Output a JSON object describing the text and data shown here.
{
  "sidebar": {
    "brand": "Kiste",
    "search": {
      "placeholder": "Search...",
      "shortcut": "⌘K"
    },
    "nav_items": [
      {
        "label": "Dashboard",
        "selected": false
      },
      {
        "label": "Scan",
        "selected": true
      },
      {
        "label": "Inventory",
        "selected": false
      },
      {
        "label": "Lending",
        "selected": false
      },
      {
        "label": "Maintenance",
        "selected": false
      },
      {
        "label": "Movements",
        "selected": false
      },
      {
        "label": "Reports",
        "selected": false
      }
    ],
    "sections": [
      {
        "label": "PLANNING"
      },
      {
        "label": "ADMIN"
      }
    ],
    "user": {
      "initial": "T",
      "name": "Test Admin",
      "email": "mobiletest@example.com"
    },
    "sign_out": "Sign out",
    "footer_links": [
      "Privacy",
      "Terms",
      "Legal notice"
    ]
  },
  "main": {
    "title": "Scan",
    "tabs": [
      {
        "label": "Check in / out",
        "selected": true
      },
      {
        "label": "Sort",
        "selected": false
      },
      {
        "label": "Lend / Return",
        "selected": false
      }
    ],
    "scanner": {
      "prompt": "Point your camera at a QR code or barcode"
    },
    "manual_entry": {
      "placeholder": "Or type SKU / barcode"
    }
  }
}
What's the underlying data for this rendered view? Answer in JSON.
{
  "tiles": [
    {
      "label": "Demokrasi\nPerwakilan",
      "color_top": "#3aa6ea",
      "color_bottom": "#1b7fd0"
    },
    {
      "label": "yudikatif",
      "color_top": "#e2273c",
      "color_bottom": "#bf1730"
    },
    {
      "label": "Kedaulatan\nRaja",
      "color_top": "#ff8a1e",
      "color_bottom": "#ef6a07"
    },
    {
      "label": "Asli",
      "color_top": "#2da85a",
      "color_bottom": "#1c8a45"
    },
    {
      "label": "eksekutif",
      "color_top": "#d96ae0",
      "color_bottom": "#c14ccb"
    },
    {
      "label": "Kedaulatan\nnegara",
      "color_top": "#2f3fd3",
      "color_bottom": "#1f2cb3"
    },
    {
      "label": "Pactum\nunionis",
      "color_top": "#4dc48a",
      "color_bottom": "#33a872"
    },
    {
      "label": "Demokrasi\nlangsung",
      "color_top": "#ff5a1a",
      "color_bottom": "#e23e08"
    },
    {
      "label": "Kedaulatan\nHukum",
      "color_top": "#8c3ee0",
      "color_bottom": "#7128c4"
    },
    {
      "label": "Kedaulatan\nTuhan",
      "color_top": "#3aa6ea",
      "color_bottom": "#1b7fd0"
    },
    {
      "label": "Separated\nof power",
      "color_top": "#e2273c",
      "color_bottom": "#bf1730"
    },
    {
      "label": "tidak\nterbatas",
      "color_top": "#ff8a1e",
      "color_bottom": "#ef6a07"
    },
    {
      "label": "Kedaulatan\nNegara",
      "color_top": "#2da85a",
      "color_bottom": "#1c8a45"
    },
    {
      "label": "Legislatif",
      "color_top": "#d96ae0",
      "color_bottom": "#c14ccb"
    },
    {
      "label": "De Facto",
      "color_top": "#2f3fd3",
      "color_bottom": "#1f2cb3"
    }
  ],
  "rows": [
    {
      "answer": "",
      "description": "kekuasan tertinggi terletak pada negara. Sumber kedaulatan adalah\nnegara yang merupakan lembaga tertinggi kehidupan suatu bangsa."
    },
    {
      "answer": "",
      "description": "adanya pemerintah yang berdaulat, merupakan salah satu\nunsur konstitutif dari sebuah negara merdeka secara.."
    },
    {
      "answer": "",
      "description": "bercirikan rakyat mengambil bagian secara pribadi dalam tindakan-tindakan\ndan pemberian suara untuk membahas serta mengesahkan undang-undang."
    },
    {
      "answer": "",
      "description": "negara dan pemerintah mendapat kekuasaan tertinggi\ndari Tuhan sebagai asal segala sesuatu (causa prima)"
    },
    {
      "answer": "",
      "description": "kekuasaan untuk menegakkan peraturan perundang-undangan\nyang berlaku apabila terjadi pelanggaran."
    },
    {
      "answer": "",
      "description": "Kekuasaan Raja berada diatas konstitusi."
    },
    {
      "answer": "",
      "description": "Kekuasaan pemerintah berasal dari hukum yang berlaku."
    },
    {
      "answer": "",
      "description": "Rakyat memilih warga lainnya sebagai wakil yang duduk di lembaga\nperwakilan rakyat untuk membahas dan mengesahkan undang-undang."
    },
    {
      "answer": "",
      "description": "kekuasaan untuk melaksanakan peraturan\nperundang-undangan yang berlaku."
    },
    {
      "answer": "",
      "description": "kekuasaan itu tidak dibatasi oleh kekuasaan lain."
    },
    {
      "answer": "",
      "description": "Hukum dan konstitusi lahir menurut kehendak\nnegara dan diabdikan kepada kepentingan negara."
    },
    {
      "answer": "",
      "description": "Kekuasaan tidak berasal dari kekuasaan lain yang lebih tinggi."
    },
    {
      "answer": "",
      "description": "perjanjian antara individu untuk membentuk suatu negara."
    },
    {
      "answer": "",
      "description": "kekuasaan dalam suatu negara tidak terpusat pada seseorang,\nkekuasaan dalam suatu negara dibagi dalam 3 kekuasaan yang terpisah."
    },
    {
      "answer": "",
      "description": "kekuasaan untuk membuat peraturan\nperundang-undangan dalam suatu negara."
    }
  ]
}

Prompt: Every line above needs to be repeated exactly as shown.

Result of this exercise:
Output a JSON object describing the text and data shown here.
{
  "sidebar": {
    "brand": "Kiste",
    "search": {
      "placeholder": "Search...",
      "shortcut": "⌘K"
    },
    "nav_items": [
      {
        "label": "Dashboard",
        "selected": false
      },
      {
        "label": "Scan",
        "selected": true
      },
      {
        "label": "Inventory",
        "selected": false
      },
      {
        "label": "Lending",
        "selected": false
      },
      {
        "label": "Maintenance",
        "selected": false
      },
      {
        "label": "Movements",
        "selected": false
      },
      {
        "label": "Reports",
        "selected": false
      }
    ],
    "sections": [
      {
        "label": "PLANNING"
      },
      {
        "label": "ADMIN"
      }
    ],
    "user": {
      "initial": "T",
      "name": "Test Admin",
      "email": "mobiletest@example.com"
    },
    "sign_out": "Sign out",
    "footer_links": [
      "Privacy",
      "Terms",
      "Legal notice"
    ]
  },
  "main": {
    "title": "Scan",
    "tabs": [
      {
        "label": "Check in / out",
        "selected": true
      },
      {
        "label": "Sort",
        "selected": false
      },
      {
        "label": "Lend / Return",
        "selected": false
      }
    ],
    "scanner": {
      "prompt": "Point your camera at a QR code or barcode"
    },
    "manual_entry": {
      "placeholder": "Or type SKU / barcode"
    }
  }
}
What's the underlying data for this rendered view? Answer in JSON.
{
  "tiles": [
    {
      "label": "Demokrasi\nPerwakilan",
      "color_top": "#3aa6ea",
      "color_bottom": "#1b7fd0"
    },
    {
      "label": "yudikatif",
      "color_top": "#e2273c",
      "color_bottom": "#bf1730"
    },
    {
      "label": "Kedaulatan\nRaja",
      "color_top": "#ff8a1e",
      "color_bottom": "#ef6a07"
    },
    {
      "label": "Asli",
      "color_top": "#2da85a",
      "color_bottom": "#1c8a45"
    },
    {
      "label": "eksekutif",
      "color_top": "#d96ae0",
      "color_bottom": "#c14ccb"
    },
    {
      "label": "Kedaulatan\nnegara",
      "color_top": "#2f3fd3",
      "color_bottom": "#1f2cb3"
    },
    {
      "label": "Pactum\nunionis",
      "color_top": "#4dc48a",
      "color_bottom": "#33a872"
    },
    {
      "label": "Demokrasi\nlangsung",
      "color_top": "#ff5a1a",
      "color_bottom": "#e23e08"
    },
    {
      "label": "Kedaulatan\nHukum",
      "color_top": "#8c3ee0",
      "color_bottom": "#7128c4"
    },
    {
      "label": "Kedaulatan\nTuhan",
      "color_top": "#3aa6ea",
      "color_bottom": "#1b7fd0"
    },
    {
      "label": "Separated\nof power",
      "color_top": "#e2273c",
      "color_bottom": "#bf1730"
    },
    {
      "label": "tidak\nterbatas",
      "color_top": "#ff8a1e",
      "color_bottom": "#ef6a07"
    },
    {
      "label": "Kedaulatan\nNegara",
      "color_top": "#2da85a",
      "color_bottom": "#1c8a45"
    },
    {
      "label": "Legislatif",
      "color_top": "#d96ae0",
      "color_bottom": "#c14ccb"
    },
    {
      "label": "De Facto",
      "color_top": "#2f3fd3",
      "color_bottom": "#1f2cb3"
    }
  ],
  "rows": [
    {
      "answer": "",
      "description": "kekuasan tertinggi terletak pada negara. Sumber kedaulatan adalah\nnegara yang merupakan lembaga tertinggi kehidupan suatu bangsa."
    },
    {
      "answer": "",
      "description": "adanya pemerintah yang berdaulat, merupakan salah satu\nunsur konstitutif dari sebuah negara merdeka secara.."
    },
    {
      "answer": "",
      "description": "bercirikan rakyat mengambil bagian secara pribadi dalam tindakan-tindakan\ndan pemberian suara untuk membahas serta mengesahkan undang-undang."
    },
    {
      "answer": "",
      "description": "negara dan pemerintah mendapat kekuasaan tertinggi\ndari Tuhan sebagai asal segala sesuatu (causa prima)"
    },
    {
      "answer": "",
      "description": "kekuasaan untuk menegakkan peraturan perundang-undangan\nyang berlaku apabila terjadi pelanggaran."
    },
    {
      "answer": "",
      "description": "Kekuasaan Raja berada diatas konstitusi."
    },
    {
      "answer": "",
      "description": "Kekuasaan pemerintah berasal dari hukum yang berlaku."
    },
    {
      "answer": "",
      "description": "Rakyat memilih warga lainnya sebagai wakil yang duduk di lembaga\nperwakilan rakyat untuk membahas dan mengesahkan undang-undang."
    },
    {
      "answer": "",
      "description": "kekuasaan untuk melaksanakan peraturan\nperundang-undangan yang berlaku."
    },
    {
      "answer": "",
      "description": "kekuasaan itu tidak dibatasi oleh kekuasaan lain."
    },
    {
      "answer": "",
      "description": "Hukum dan konstitusi lahir menurut kehendak\nnegara dan diabdikan kepada kepentingan negara."
    },
    {
      "answer": "",
      "description": "Kekuasaan tidak berasal dari kekuasaan lain yang lebih tinggi."
    },
    {
      "answer": "",
      "description": "perjanjian antara individu untuk membentuk suatu negara."
    },
    {
      "answer": "",
      "description": "kekuasaan dalam suatu negara tidak terpusat pada seseorang,\nkekuasaan dalam suatu negara dibagi dalam 3 kekuasaan yang terpisah."
    },
    {
      "answer": "",
      "description": "kekuasaan untuk membuat peraturan\nperundang-undangan dalam suatu negara."
    }
  ]
}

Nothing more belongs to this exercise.